The wind in your face isn’t always a bad thing. For motorcyclists, it’s synonymous with the freedom of riding. Motorcycles are more vulnerable than cars, minivans, and trucks though, which means extra vigilance is required for bikers. Bike maintenance is also key for a vehicle balanced on only two wheels. A sudden jolt from parts failure can lead to a spill.

Your safety gear comes first
If you’re new to riding, the leather ensemble that many seasoned motorcyclists wear isn’t just a fashion statement. The thick leather serves as a second skin. Not only can it protect against the elements, but it can also help protect your real skin against road rash if you and your bike part ways while in motion. Leathers built for motorcycling have padding or multiple layers at vulnerable contact points, like the elbows.

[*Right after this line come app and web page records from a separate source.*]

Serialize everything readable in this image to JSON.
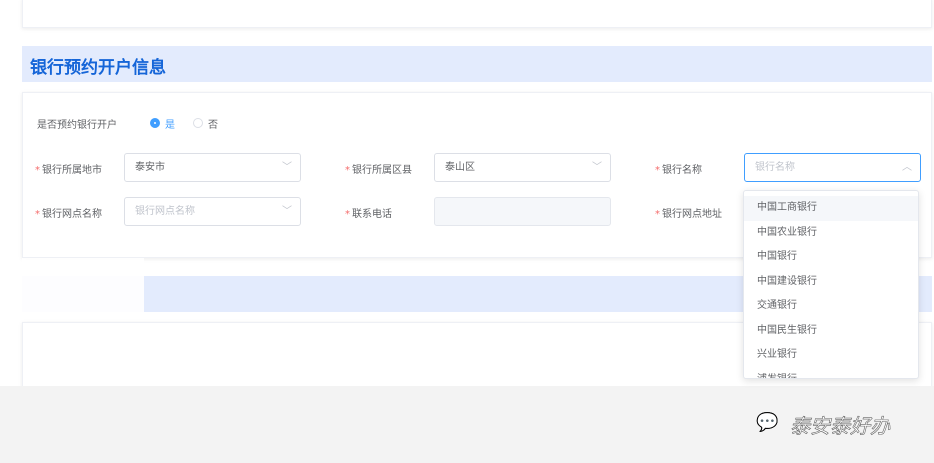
{
  "section_title": "银行预约开户信息",
  "form": {
    "reserve_label": "是否预约银行开户",
    "reserve_yes": "是",
    "reserve_no": "否",
    "reserve_selected": "是",
    "city_label": "银行所属地市",
    "city_value": "泰安市",
    "district_label": "银行所属区县",
    "district_value": "泰山区",
    "bank_label": "银行名称",
    "bank_placeholder": "银行名称",
    "branch_label": "银行网点名称",
    "branch_placeholder": "银行网点名称",
    "phone_label": "联系电话",
    "address_label": "银行网点地址"
  },
  "dropdown": {
    "options": [
      "中国工商银行",
      "中国农业银行",
      "中国银行",
      "中国建设银行",
      "交通银行",
      "中国民生银行",
      "兴业银行",
      "浦发银行"
    ],
    "highlighted": "中国工商银行"
  },
  "watermark": "泰安泰好办",
  "colors": {
    "accent": "#409eff",
    "title": "#1565d8",
    "band": "#e3ebfd"
  }
}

Other gear for safer riding:
• Helmet
• Face shield, goggles, or motorcycle glasses
• Gloves with padded palms
• Non-skid boots

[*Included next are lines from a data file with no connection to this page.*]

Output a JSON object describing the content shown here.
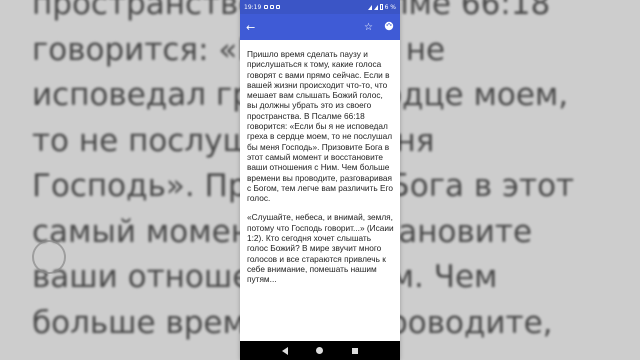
{
  "background": {
    "lines": [
      "пространстве… В Псалме 66:18",
      "говорится: «Если бы я не",
      "исповедал греха в сердце моем,",
      "то не послушал бы меня",
      "Господь». Призовите Бога в этот",
      "самый момент и восстановите",
      "ваши отношения с Ним. Чем",
      "больше времени вы проводите,"
    ]
  },
  "status_bar": {
    "time": "19:19",
    "battery": "6 %"
  },
  "app_bar": {
    "back_icon": "arrow-left",
    "bookmark_icon": "star",
    "theme_icon": "palette"
  },
  "article": {
    "paragraphs": [
      "Пришло время сделать паузу и прислушаться к тому, какие голоса говорят с вами прямо сейчас. Если в вашей жизни происходит что-то, что мешает вам слышать Божий голос, вы должны убрать это из своего пространства. В Псалме 66:18 говорится: «Если бы я не исповедал греха в сердце моем, то не послушал бы меня Господь». Призовите Бога в этот самый момент и восстановите ваши отношения с Ним. Чем больше времени вы проводите, разговаривая с Богом, тем легче вам различить Его голос.",
      "«Слушайте, небеса, и внимай, земля, потому что Господь говорит...» (Исаии 1:2). Кто сегодня хочет слышать голос Божий? В мире звучит много голосов и все стараются привлечь к себе внимание, помешать нашим путям..."
    ]
  },
  "colors": {
    "status_bar": "#3b55c6",
    "app_bar": "#3f5bd6",
    "nav_bar": "#000000"
  }
}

If possible, it’s safest to avoid riding at night, but if you find yourself out after dark or at dusk, reflective clothing can be a lifesaver. Reflective safety vests are available that can fit over a heavy leather jacket.

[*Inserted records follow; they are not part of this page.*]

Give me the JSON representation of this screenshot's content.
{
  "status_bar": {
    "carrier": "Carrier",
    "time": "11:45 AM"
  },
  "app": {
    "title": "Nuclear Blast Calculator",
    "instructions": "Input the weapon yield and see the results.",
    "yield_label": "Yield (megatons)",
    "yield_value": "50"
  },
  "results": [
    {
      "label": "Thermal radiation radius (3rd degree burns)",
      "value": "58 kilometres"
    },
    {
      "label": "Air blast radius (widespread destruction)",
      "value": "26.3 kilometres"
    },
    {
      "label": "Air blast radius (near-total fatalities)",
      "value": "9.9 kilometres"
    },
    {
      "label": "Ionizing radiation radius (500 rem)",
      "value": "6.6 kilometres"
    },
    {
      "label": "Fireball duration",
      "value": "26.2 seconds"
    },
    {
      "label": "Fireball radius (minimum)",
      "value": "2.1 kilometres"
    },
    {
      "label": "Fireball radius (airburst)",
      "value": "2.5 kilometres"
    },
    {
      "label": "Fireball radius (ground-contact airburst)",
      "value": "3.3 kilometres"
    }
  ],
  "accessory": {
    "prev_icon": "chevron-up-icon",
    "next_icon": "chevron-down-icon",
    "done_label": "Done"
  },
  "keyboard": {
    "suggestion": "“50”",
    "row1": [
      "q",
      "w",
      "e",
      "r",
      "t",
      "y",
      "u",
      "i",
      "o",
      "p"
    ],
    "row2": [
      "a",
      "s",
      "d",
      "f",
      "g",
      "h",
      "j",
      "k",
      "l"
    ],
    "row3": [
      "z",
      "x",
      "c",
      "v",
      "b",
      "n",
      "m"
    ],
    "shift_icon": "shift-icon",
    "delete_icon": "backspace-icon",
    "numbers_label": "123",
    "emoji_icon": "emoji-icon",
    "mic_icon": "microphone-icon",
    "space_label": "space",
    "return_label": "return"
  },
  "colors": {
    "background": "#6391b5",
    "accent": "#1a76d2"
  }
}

Perform a pre-ride inspection
The weather is great and you’re anxious to get out on the road, but a safety inspection only takes a few minutes and could help ensure that your great day stays great. In the best case, a tire failure will leave you stranded at the roadside. The worst case can be, much worse.

• Tires: Check for weather checking or deep cracks in the sidewall or tread. Tires aren’t made to last forever and it’s common for tires to age-out before they wear out. Cracks make your tires more vulnerable.
• Leaky puddles: Fluids should be inside the bike. Any puddles warrant further investigation. It may just be a loose oil drain plug or it could be a sign of bigger trouble.
• Test your systems: Before you head out, test the brakes in the driveway. Also, adjust the mirrors and test the horn. Hello, Neighbors! Check the throttle and clutch for smooth operation as well.

Ride defensively
The world may not be out to get you, but other drivers may not realize you are there or may not realize bikes don’t handle like cars. Motorcycle riding is a lot like riding a (non-motorized) bike. In both cases, you need to try to anticipate the moves of other drivers by reading their body language and the position of their vehicles. Seasoned riders know cars often start in a direction before the turn indicator goes on – if it ever does. Be aware of blind spots for drivers as well – and try to stay out of them. The rear corners of the vehicle are the most difficult to see.

Be a good neighbor on the road
Road rage is a bigger problem than ever and motorcyclists are particularly vulnerable to aggressive drivers. Minding your road manners on your bike and following traffic laws can help reduce potential problems with other motorists. A simple wave to say thanks for yielding or letting someone in when traffic gets heavy goes a long way toward building goodwill on the highway. Say, the weather is great – what are you still doing inside?

By combining your motorcycle insurance with your home, or auto policy, you can save on your premium.  Need some more information on motorcycle insurance contact our brokers for assistance and they will answer any questions.